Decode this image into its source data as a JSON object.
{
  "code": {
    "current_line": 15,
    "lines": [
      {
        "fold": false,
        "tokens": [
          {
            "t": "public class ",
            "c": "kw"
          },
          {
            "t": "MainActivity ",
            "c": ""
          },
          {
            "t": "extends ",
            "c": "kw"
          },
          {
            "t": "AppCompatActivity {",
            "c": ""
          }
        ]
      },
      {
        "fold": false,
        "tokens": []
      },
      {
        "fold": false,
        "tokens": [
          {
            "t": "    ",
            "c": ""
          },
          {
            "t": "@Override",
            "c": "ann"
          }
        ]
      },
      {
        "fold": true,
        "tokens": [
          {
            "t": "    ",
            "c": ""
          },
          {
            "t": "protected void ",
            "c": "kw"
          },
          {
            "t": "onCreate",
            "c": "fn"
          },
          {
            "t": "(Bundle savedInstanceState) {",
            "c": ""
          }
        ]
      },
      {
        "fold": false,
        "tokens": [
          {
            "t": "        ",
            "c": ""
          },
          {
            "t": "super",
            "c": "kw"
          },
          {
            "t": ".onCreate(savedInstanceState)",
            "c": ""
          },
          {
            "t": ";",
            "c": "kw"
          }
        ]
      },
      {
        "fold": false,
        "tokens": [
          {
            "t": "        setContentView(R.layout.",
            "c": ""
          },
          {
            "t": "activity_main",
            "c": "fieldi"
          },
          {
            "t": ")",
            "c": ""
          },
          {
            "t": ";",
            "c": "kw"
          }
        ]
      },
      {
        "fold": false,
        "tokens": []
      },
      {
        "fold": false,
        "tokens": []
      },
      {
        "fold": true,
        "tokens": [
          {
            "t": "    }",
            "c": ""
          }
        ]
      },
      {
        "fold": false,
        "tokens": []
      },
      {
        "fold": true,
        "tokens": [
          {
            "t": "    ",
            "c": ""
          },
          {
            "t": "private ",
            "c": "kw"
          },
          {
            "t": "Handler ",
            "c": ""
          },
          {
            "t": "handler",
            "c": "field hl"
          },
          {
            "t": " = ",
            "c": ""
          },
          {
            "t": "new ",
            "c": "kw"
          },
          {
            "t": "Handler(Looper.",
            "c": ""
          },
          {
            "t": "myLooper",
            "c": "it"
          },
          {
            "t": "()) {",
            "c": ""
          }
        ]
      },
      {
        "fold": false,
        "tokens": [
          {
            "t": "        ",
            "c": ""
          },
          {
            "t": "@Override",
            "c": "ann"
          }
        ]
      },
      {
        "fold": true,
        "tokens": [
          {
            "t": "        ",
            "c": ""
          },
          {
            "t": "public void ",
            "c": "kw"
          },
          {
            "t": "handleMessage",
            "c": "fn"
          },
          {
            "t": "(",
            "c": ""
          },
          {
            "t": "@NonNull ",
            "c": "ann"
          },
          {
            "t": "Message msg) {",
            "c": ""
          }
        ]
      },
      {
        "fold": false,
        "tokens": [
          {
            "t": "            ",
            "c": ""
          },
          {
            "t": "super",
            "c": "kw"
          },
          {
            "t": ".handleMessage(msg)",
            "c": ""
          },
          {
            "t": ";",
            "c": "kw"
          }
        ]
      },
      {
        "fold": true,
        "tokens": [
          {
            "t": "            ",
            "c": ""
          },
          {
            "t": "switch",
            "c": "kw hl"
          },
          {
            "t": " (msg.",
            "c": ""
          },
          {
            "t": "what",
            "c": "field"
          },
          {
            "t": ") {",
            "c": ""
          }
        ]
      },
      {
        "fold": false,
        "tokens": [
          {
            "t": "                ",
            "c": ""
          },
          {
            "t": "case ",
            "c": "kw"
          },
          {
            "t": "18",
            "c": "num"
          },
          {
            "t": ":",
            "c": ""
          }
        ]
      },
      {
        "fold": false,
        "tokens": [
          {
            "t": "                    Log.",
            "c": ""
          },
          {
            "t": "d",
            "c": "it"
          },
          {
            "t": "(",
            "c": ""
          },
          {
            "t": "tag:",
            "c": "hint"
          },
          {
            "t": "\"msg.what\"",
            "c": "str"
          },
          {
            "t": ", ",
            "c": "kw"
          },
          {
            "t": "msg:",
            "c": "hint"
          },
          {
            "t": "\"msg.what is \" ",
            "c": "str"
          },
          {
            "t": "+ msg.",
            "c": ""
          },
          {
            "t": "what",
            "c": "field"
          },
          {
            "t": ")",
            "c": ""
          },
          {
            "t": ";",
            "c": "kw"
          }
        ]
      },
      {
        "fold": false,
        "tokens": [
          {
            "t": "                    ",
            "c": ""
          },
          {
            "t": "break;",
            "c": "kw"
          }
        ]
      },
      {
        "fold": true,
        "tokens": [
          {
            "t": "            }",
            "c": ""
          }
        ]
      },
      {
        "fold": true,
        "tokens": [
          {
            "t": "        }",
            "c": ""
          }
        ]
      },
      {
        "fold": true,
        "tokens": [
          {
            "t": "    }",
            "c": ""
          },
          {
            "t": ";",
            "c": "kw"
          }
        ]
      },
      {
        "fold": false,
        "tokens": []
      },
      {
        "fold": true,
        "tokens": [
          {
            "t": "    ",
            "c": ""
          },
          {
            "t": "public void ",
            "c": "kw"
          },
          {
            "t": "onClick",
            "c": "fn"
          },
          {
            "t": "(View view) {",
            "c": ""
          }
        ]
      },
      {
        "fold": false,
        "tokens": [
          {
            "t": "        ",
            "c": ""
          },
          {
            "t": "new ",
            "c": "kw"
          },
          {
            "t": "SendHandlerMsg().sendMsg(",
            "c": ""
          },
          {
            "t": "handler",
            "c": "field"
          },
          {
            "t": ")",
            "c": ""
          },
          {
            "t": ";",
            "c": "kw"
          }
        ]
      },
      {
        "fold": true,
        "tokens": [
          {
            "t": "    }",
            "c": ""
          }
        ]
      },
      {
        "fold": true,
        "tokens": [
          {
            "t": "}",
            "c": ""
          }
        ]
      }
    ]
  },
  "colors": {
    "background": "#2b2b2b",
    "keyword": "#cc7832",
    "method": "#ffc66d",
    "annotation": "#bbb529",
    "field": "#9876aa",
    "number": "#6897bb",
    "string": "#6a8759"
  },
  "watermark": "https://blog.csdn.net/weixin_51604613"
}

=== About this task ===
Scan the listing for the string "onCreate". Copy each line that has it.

=== Answer ===
            "t": "onCreate",
            "t": ".onCreate(savedInstanceState)",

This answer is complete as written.